TASK TO COMPLETE:
Where a line of the data holds the word "initials", copy that line.

◇ ◇ ◇ ◇ ◇

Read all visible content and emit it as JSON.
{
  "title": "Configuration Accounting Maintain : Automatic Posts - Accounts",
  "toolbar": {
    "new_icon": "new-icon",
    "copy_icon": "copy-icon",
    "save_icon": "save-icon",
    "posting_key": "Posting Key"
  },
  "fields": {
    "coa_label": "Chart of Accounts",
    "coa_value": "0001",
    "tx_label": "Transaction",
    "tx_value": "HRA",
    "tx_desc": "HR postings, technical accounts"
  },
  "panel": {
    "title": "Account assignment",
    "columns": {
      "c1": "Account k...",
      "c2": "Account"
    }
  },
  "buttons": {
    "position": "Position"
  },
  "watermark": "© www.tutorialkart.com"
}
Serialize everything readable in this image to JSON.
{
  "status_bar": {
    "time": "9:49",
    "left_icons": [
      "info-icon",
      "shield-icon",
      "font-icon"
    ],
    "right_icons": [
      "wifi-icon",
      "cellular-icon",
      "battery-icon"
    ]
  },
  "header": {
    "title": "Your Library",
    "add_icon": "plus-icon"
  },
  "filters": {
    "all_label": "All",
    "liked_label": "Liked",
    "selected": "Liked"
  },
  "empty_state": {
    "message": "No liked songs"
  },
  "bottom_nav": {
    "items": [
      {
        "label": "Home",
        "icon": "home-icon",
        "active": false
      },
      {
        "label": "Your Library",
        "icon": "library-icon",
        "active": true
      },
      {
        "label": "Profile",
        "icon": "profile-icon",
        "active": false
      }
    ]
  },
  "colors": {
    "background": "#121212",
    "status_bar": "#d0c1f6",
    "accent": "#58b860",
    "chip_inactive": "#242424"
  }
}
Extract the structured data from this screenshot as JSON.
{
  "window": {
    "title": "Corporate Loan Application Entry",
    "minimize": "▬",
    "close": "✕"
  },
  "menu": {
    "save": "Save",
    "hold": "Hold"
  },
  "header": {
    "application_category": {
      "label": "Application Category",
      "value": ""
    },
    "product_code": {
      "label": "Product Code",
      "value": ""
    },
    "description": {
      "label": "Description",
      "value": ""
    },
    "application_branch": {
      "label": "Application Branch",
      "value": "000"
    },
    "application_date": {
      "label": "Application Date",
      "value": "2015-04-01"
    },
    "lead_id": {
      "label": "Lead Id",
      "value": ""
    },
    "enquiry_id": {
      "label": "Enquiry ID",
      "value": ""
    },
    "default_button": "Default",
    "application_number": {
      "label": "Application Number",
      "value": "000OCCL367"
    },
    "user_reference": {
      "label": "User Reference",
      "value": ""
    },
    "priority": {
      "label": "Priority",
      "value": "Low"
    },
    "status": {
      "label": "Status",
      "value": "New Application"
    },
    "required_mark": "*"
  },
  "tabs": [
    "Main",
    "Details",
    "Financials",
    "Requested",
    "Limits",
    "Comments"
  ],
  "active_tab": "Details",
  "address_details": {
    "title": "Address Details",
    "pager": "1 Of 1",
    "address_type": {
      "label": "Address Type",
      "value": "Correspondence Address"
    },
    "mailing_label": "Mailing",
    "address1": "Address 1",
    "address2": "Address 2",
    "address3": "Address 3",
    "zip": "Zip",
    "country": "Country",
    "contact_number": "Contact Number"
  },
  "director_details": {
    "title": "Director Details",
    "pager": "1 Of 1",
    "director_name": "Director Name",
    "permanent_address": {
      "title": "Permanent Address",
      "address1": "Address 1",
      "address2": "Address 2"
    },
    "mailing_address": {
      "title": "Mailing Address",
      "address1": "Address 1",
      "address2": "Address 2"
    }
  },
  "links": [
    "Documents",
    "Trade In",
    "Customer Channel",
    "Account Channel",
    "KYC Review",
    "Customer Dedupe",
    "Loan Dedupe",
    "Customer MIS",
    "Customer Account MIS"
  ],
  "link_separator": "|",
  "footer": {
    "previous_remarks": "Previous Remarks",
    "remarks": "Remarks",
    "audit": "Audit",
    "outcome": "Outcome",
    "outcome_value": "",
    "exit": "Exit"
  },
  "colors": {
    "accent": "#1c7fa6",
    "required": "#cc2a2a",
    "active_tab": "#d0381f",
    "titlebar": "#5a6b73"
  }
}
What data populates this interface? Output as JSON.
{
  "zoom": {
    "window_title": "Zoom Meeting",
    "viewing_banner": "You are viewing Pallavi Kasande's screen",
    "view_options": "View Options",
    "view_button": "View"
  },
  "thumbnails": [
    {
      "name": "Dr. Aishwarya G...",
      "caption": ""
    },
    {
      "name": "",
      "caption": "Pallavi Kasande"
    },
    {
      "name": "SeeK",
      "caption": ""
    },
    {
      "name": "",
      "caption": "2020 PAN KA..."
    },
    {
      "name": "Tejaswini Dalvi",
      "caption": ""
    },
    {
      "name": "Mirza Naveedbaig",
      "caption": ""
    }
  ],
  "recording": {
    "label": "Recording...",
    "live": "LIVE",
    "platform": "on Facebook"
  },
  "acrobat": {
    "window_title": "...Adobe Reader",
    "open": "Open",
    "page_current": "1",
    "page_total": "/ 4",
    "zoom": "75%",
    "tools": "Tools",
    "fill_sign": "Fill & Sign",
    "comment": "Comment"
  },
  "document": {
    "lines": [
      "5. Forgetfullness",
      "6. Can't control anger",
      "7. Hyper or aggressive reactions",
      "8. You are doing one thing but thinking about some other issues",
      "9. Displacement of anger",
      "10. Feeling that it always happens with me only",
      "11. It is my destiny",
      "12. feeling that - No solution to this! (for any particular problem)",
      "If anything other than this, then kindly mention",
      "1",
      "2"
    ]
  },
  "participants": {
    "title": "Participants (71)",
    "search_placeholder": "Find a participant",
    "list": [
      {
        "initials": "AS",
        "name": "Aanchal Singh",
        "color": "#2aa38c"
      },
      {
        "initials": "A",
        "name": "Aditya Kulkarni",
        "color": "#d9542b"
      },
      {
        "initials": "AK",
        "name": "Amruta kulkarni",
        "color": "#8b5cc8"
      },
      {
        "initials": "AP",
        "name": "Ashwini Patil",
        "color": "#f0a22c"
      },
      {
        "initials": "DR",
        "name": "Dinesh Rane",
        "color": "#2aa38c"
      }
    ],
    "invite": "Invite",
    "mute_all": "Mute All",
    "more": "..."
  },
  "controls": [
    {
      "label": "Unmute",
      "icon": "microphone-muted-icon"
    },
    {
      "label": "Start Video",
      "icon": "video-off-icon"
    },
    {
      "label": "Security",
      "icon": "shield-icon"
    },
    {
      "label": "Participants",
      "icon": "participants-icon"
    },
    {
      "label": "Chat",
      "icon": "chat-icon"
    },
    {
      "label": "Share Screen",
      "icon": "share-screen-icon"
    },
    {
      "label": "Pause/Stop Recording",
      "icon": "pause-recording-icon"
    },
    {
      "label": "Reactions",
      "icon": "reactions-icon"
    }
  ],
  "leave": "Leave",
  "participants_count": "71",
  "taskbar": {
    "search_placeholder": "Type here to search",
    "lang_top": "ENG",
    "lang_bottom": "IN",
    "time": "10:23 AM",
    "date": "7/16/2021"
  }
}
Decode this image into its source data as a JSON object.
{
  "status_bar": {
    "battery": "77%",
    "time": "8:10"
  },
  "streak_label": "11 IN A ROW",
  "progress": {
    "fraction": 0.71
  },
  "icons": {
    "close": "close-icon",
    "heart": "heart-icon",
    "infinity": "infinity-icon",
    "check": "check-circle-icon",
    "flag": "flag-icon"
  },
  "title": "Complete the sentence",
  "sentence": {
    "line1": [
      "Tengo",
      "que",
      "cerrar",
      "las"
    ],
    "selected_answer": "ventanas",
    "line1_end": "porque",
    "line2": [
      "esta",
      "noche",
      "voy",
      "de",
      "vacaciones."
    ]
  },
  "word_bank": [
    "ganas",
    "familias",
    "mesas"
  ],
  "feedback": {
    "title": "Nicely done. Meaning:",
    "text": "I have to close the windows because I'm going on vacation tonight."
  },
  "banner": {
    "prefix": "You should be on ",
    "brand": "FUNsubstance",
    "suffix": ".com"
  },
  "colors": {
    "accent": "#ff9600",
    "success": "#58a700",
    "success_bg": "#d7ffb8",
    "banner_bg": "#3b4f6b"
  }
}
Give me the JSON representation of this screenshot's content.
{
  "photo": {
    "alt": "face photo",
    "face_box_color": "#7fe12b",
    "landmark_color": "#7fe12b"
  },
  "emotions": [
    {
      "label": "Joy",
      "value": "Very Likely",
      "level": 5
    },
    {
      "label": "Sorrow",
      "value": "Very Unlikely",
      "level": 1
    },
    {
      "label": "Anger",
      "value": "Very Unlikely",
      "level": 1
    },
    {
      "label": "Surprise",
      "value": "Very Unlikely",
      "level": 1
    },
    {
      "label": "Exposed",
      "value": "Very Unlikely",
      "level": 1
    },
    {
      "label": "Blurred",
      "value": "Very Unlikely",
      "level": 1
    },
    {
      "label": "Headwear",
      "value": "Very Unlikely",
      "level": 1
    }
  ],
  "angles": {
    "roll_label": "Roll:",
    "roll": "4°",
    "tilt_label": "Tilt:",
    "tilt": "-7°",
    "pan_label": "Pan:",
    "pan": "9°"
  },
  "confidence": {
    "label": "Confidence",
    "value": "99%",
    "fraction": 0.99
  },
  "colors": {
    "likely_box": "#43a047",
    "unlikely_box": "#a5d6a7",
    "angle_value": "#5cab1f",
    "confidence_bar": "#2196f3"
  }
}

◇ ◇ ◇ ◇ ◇

PROBLEM SOLUTION:
        "initials": "AS",
        "initials": "A",
        "initials": "AK",
        "initials": "AP",
        "initials": "DR",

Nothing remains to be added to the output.